Information below:
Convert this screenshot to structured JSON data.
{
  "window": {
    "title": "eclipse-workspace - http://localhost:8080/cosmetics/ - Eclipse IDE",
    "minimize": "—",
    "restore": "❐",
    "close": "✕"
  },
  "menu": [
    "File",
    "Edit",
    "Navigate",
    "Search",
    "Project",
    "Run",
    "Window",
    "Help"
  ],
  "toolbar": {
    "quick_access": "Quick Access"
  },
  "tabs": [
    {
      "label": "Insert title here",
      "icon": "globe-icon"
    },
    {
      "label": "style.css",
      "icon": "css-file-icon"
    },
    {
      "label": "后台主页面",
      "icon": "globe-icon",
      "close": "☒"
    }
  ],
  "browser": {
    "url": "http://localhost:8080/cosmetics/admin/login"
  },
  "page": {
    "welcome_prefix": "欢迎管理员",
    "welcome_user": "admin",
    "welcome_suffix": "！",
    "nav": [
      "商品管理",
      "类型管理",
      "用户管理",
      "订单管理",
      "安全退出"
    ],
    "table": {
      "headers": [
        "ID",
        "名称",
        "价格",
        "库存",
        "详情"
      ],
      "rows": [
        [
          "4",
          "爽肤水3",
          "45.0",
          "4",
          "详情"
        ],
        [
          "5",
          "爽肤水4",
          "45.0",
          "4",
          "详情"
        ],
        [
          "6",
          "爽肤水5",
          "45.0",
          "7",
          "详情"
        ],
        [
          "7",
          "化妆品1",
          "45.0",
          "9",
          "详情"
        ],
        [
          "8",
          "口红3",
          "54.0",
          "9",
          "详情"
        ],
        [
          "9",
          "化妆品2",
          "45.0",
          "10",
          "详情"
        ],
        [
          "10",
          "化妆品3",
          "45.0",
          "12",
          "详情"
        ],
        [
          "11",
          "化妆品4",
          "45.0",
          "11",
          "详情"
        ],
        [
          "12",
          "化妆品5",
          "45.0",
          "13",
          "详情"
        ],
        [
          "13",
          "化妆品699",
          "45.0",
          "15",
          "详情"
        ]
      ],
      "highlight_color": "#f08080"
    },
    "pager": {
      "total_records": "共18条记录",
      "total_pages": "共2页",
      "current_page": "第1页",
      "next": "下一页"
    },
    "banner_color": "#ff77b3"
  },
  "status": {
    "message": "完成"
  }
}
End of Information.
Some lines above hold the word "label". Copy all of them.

      "label": "Insert title here",
      "label": "style.css",
      "label": "后台主页面",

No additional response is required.